Reading is intrinsically linked to writing and storytelling. When your child reads more they improve their cognitive ability, their vocabulary and their comprehension. More exposure to all of these important skills lends itself to their writing skills. Namely, the skills introduced by reading and storytelling allows a child to be able to better express themselves, which often is then reflected in their writing.
After all, if a child is reading, they are technically reading someone’s writing. The more your child reads, the more they are exposed to the different ways authors tell stories. Reading stories gives a child more exposure to different styles of writing, which can help them develop their own unique writing style.
5. It allows for independence and identity.
Reading helps build independence in two ways. First, so much of everyone’s lives is informed and influenced by what is written - whether that’s on the tv, on signs, on email...writing is everywhere. To be able to read is to be able to communicate and formulate thought on one’s own. It helps a child excel in school work and teaches them how to communicate effectively with others. Reading will also prove important for a child’s future career.
For children, reading also gives them a special sense of independence. When a child knows how to read, they can do this activity by themselves. They can dive into stories, start learning and thinking on their own, and start crafting their own identity. Reading allows a child to learn to do things without asking for help. For example, when a child knows how to read, they can read how-to’s or instruction books.
There is a reason that there are so many beloved fandoms out there for childrens’ book series. A plethora of online quizzes let a child know what Hogwarts House they are in or what Hunger Games District they might represent. Many children take this personality sorting very seriously.
Just as reading increases empathy with the world around them, it also can introduce relatability and the beginnings of identity. A child may relate to a particular character and strive to be more like them. Alternatively, reading also introduces antagonists and villains, teaching children about morality.
6. Relationship building
Emilie Buchwald once said, “Children are made readers on the laps of their parents.” When you spend time reading to your child, you ultimately build a bond with them through the story.
Storytelling is two fold: it can be written (read) or said verbally. Therefore, younger children who are just learning how to read can start the phonics process and still bond over the story with the reader. You can learn more in this article we wrote about why storytelling is essential to children.
Plus, it’s a lovely excuse to spend some quality time together, snuggled up!
7. Increased creativity and inspiration.
The more a child reads the higher the chances that they might want to write. Reading a good story can be inspiring.

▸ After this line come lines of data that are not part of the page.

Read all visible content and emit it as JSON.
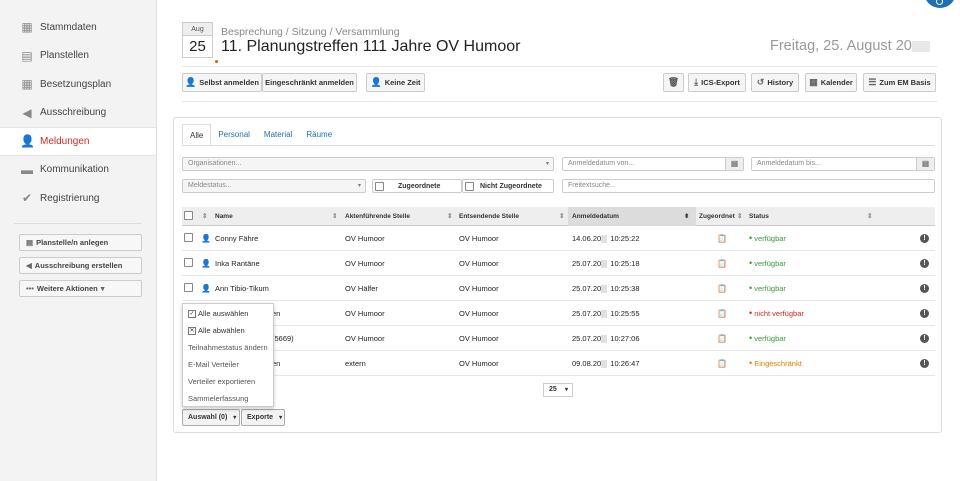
{
  "sidebar": {
    "items": [
      {
        "label": "Stammdaten",
        "icon": "calendar-grid-icon"
      },
      {
        "label": "Planstellen",
        "icon": "clipboard-icon"
      },
      {
        "label": "Besetzungsplan",
        "icon": "table-icon"
      },
      {
        "label": "Ausschreibung",
        "icon": "megaphone-icon"
      },
      {
        "label": "Meldungen",
        "icon": "user-report-icon"
      },
      {
        "label": "Kommunikation",
        "icon": "chat-icon"
      },
      {
        "label": "Registrierung",
        "icon": "checklist-icon"
      }
    ],
    "actions": {
      "add_position": "Planstelle/n anlegen",
      "create_posting": "Ausschreibung erstellen",
      "more_actions": "Weitere Aktionen"
    }
  },
  "event": {
    "month": "Aug",
    "day": "25",
    "breadcrumb": "Besprechung / Sitzung / Versammlung",
    "title": "11. Planungstreffen 111 Jahre OV Humoor",
    "date": "Freitag, 25. August 20"
  },
  "toolbar": {
    "self_register": "Selbst anmelden",
    "limited_register": "Eingeschränkt  anmelden",
    "no_time": "Keine Zeit",
    "ics_export": "ICS-Export",
    "history": "History",
    "calendar": "Kalender",
    "to_basis": "Zum EM Basis"
  },
  "tabs": [
    "Alle",
    "Personal",
    "Material",
    "Räume"
  ],
  "filters": {
    "organisations": "Organisationen...",
    "registered_from": "Anmeldedatum von...",
    "registered_to": "Anmeldedatum bis...",
    "report_status": "Meldestatus...",
    "assigned": "Zugeordnete",
    "not_assigned": "Nicht Zugeordnete",
    "free_text": "Freitextsuche..."
  },
  "table": {
    "headers": [
      "Name",
      "Aktenführende Stelle",
      "Entsendende Stelle",
      "Anmeldedatum",
      "Zugeordnet",
      "Status"
    ],
    "rows": [
      {
        "name": "Conny Fähre",
        "stelle": "OV Humoor",
        "entsendend": "OV Humoor",
        "date": "14.06.20",
        "time": "10:25:22",
        "status": "verfügbar",
        "status_kind": "ok"
      },
      {
        "name": "Inka Rantäne",
        "stelle": "OV Humoor",
        "entsendend": "OV Humoor",
        "date": "25.07.20",
        "time": "10:25:18",
        "status": "verfügbar",
        "status_kind": "ok"
      },
      {
        "name": "Ann Tibio-Tikum",
        "stelle": "OV Hälfer",
        "entsendend": "OV Humoor",
        "date": "25.07.20",
        "time": "10:25:38",
        "status": "verfügbar",
        "status_kind": "ok"
      },
      {
        "name": "en",
        "stelle": "OV Humoor",
        "entsendend": "OV Humoor",
        "date": "25.07.20",
        "time": "10:25:55",
        "status": "nicht verfügbar",
        "status_kind": "no"
      },
      {
        "name": "(5669)",
        "stelle": "OV Humoor",
        "entsendend": "OV Humoor",
        "date": "25.07.20",
        "time": "10:27:06",
        "status": "verfügbar",
        "status_kind": "ok"
      },
      {
        "name": "en",
        "stelle": "extern",
        "entsendend": "OV Humoor",
        "date": "09.08.20",
        "time": "10:26:47",
        "status": "Eingeschränkt",
        "status_kind": "lim"
      }
    ]
  },
  "dropdown_menu": {
    "items": [
      "Alle auswählen",
      "Alle abwählen",
      "Teilnahmestatus ändern",
      "E-Mail Verteiler",
      "Verteiler exportieren",
      "Sammelerfassung"
    ]
  },
  "pager": {
    "page_size": "25"
  },
  "bottom": {
    "selection": "Auswahl (0)",
    "exports": "Exporte"
  },
  "colors": {
    "accent": "#1f6fb2",
    "active_nav": "#d0291d",
    "ok": "#3a9a3a",
    "limited": "#e67e00"
  }
}
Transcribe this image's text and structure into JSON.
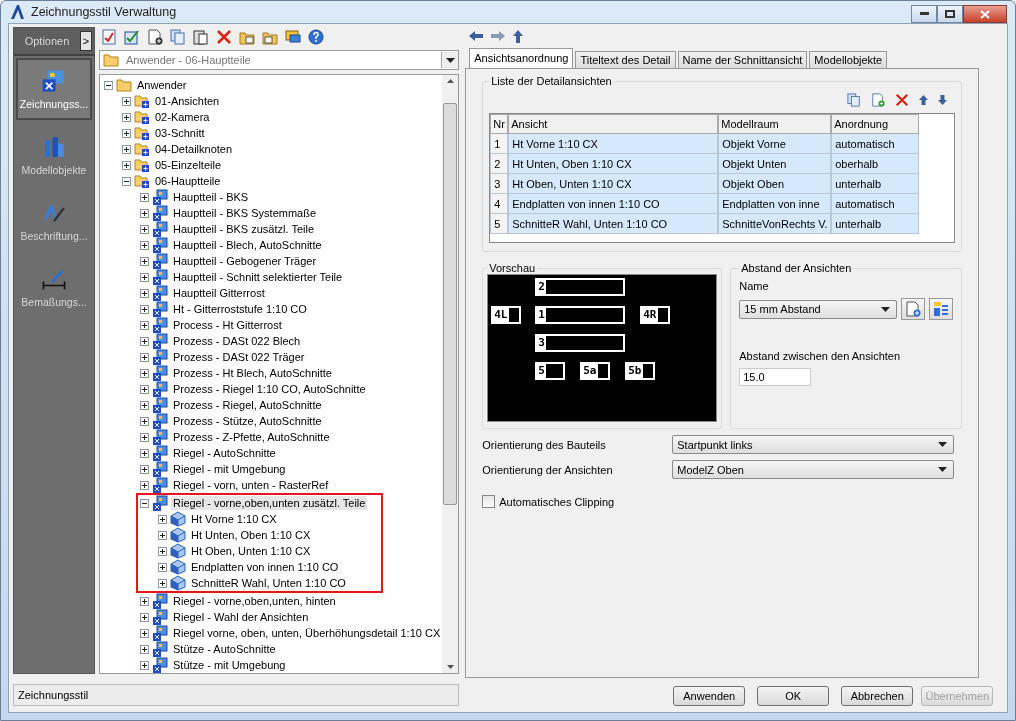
{
  "window": {
    "title": "Zeichnungsstil Verwaltung"
  },
  "sidebar": {
    "header": "Optionen",
    "toggle": ">",
    "items": [
      {
        "label": "Zeichnungss...",
        "kind": "styles",
        "selected": true
      },
      {
        "label": "Modellobjekte",
        "kind": "objects",
        "selected": false
      },
      {
        "label": "Beschriftung...",
        "kind": "labels",
        "selected": false
      },
      {
        "label": "Bemaßungs...",
        "kind": "dimensions",
        "selected": false
      }
    ]
  },
  "path_dropdown": {
    "value": "Anwender - 06-Hauptteile"
  },
  "tree": {
    "label": "Anwender",
    "kind": "folder",
    "expanded": true,
    "children": [
      {
        "label": "01-Ansichten",
        "kind": "category",
        "expanded": false
      },
      {
        "label": "02-Kamera",
        "kind": "category",
        "expanded": false
      },
      {
        "label": "03-Schnitt",
        "kind": "category",
        "expanded": false
      },
      {
        "label": "04-Detailknoten",
        "kind": "category",
        "expanded": false
      },
      {
        "label": "05-Einzelteile",
        "kind": "category",
        "expanded": false
      },
      {
        "label": "06-Hauptteile",
        "kind": "category",
        "expanded": true,
        "children": [
          {
            "label": "Hauptteil - BKS",
            "kind": "style",
            "expanded": false,
            "selected": false,
            "outlined": false
          },
          {
            "label": "Hauptteil - BKS Systemmaße",
            "kind": "style",
            "expanded": false,
            "selected": false,
            "outlined": false
          },
          {
            "label": "Hauptteil - BKS zusätzl. Teile",
            "kind": "style",
            "expanded": false,
            "selected": false,
            "outlined": false
          },
          {
            "label": "Hauptteil - Blech, AutoSchnitte",
            "kind": "style",
            "expanded": false,
            "selected": false,
            "outlined": false
          },
          {
            "label": "Hauptteil - Gebogener Träger",
            "kind": "style",
            "expanded": false,
            "selected": false,
            "outlined": false
          },
          {
            "label": "Hauptteil - Schnitt selektierter Teile",
            "kind": "style",
            "expanded": false,
            "selected": false,
            "outlined": false
          },
          {
            "label": "Hauptteil Gitterrost",
            "kind": "style",
            "expanded": false,
            "selected": false,
            "outlined": false
          },
          {
            "label": "Ht - Gitterroststufe 1:10 CO",
            "kind": "style",
            "expanded": false,
            "selected": false,
            "outlined": false
          },
          {
            "label": "Process - Ht Gitterrost",
            "kind": "style",
            "expanded": false,
            "selected": false,
            "outlined": false
          },
          {
            "label": "Prozess - DASt 022 Blech",
            "kind": "style",
            "expanded": false,
            "selected": false,
            "outlined": false
          },
          {
            "label": "Prozess - DASt 022 Träger",
            "kind": "style",
            "expanded": false,
            "selected": false,
            "outlined": false
          },
          {
            "label": "Prozess - Ht Blech, AutoSchnitte",
            "kind": "style",
            "expanded": false,
            "selected": false,
            "outlined": false
          },
          {
            "label": "Prozess - Riegel 1:10 CO, AutoSchnitte",
            "kind": "style",
            "expanded": false,
            "selected": false,
            "outlined": false
          },
          {
            "label": "Prozess - Riegel, AutoSchnitte",
            "kind": "style",
            "expanded": false,
            "selected": false,
            "outlined": false
          },
          {
            "label": "Prozess - Stütze, AutoSchnitte",
            "kind": "style",
            "expanded": false,
            "selected": false,
            "outlined": false
          },
          {
            "label": "Prozess - Z-Pfette, AutoSchnitte",
            "kind": "style",
            "expanded": false,
            "selected": false,
            "outlined": false
          },
          {
            "label": "Riegel - AutoSchnitte",
            "kind": "style",
            "expanded": false,
            "selected": false,
            "outlined": false
          },
          {
            "label": "Riegel - mit Umgebung",
            "kind": "style",
            "expanded": false,
            "selected": false,
            "outlined": false
          },
          {
            "label": "Riegel - vorn, unten - RasterRef",
            "kind": "style",
            "expanded": false,
            "selected": false,
            "outlined": false
          },
          {
            "label": "Riegel - vorne,oben,unten zusätzl. Teile",
            "kind": "style",
            "expanded": true,
            "selected": true,
            "outlined": true,
            "children": [
              {
                "label": "Ht Vorne 1:10 CX",
                "kind": "view",
                "expanded": false
              },
              {
                "label": "Ht Unten, Oben 1:10 CX",
                "kind": "view",
                "expanded": false
              },
              {
                "label": "Ht Oben, Unten 1:10 CX",
                "kind": "view",
                "expanded": false
              },
              {
                "label": "Endplatten von innen 1:10 CO",
                "kind": "view",
                "expanded": false
              },
              {
                "label": "SchnitteR Wahl, Unten 1:10 CO",
                "kind": "view",
                "expanded": false
              }
            ]
          },
          {
            "label": "Riegel - vorne,oben,unten, hinten",
            "kind": "style",
            "expanded": false,
            "selected": false,
            "outlined": false
          },
          {
            "label": "Riegel - Wahl der Ansichten",
            "kind": "style",
            "expanded": false,
            "selected": false,
            "outlined": false
          },
          {
            "label": "Riegel vorne, oben, unten, Überhöhungsdetail 1:10 CX",
            "kind": "style",
            "expanded": false,
            "selected": false,
            "outlined": false
          },
          {
            "label": "Stütze - AutoSchnitte",
            "kind": "style",
            "expanded": false,
            "selected": false,
            "outlined": false
          },
          {
            "label": "Stütze - mit Umgebung",
            "kind": "style",
            "expanded": false,
            "selected": false,
            "outlined": false
          }
        ]
      }
    ]
  },
  "status_bar": {
    "text": "Zeichnungsstil"
  },
  "tabs": [
    {
      "label": "Ansichtsanordnung",
      "selected": true
    },
    {
      "label": "Titeltext des Detail",
      "selected": false
    },
    {
      "label": "Name der Schnittansicht",
      "selected": false
    },
    {
      "label": "Modellobjekte",
      "selected": false
    }
  ],
  "views_list": {
    "title": "Liste der Detailansichten",
    "columns": [
      "Nr",
      "Ansicht",
      "Modellraum",
      "Anordnung"
    ],
    "rows": [
      {
        "cells": [
          "1",
          "Ht Vorne 1:10 CX",
          "Objekt Vorne",
          "automatisch"
        ],
        "selected": true
      },
      {
        "cells": [
          "2",
          "Ht Unten, Oben 1:10 CX",
          "Objekt Unten",
          "oberhalb"
        ],
        "selected": true
      },
      {
        "cells": [
          "3",
          "Ht Oben, Unten 1:10 CX",
          "Objekt Oben",
          "unterhalb"
        ],
        "selected": true
      },
      {
        "cells": [
          "4",
          "Endplatten von innen 1:10 CO",
          "Endplatten von inne",
          "automatisch"
        ],
        "selected": true
      },
      {
        "cells": [
          "5",
          "SchnitteR Wahl, Unten 1:10 CO",
          "SchnitteVonRechts V.",
          "unterhalb"
        ],
        "selected": true
      }
    ]
  },
  "preview": {
    "title": "Vorschau",
    "views": [
      {
        "label": "2",
        "kind": "wide"
      },
      {
        "label": "4L",
        "kind": "small"
      },
      {
        "label": "1",
        "kind": "wide"
      },
      {
        "label": "4R",
        "kind": "small"
      },
      {
        "label": "3",
        "kind": "wide"
      },
      {
        "label": "5",
        "kind": "small"
      },
      {
        "label": "5a",
        "kind": "small"
      },
      {
        "label": "5b",
        "kind": "small"
      }
    ]
  },
  "spacing": {
    "title": "Abstand der Ansichten",
    "name_label": "Name",
    "name_value": "15 mm Abstand",
    "distance_label": "Abstand zwischen den Ansichten",
    "distance_value": "15.0"
  },
  "orientation": [
    {
      "label": "Orientierung des Bauteils",
      "value": "Startpunkt links"
    },
    {
      "label": "Orientierung der Ansichten",
      "value": "ModelZ Oben"
    }
  ],
  "auto_clipping": {
    "label": "Automatisches Clipping",
    "checked": false
  },
  "buttons": [
    {
      "label": "Anwenden",
      "disabled": false
    },
    {
      "label": "OK",
      "disabled": false
    },
    {
      "label": "Abbrechen",
      "disabled": false
    },
    {
      "label": "Übernehmen",
      "disabled": true
    }
  ]
}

Whether you’re rooting for the hero to win, or simply upset that the book has ended, reading a book can become a personal investment.
Additionally, reading encourages play. Often a child will read a story in a fantasy world, then “play out” their characters with friends. For instance, children acting out all of the Marvel Comics they read featuring beloved characters Batman and Superman. Furthering the stories they read through play is an example of inspired creativity.
The more one reads, the more they are exposed to different ideas and ways of conveying a story. For example, a child can become inspired from a particular story and write fan fiction. Perhaps they learn that they really like science fiction and would like to try their hand at crafting their own mystical universe.
Children often learn from examples, and with reading and writing, the possibilities of where a child’s creativity can go are really endless.
We hope you’ve enjoyed reading some of the reasons why reading is important for kids! If you’d like to give your child some more reading reading and writing practice, you can start them on a free trial (https://www.nightzookeeper.com/parents) to Nightzookeeper.com. The fun also doesn’t stop there! Your children can enjoy exploring our Adventure Book Series (https://www.nightzookeeper.com/shop/products/complete-book-series). They’ll love reading about Night Zookeeper Will and his adventures in the Night Zoo!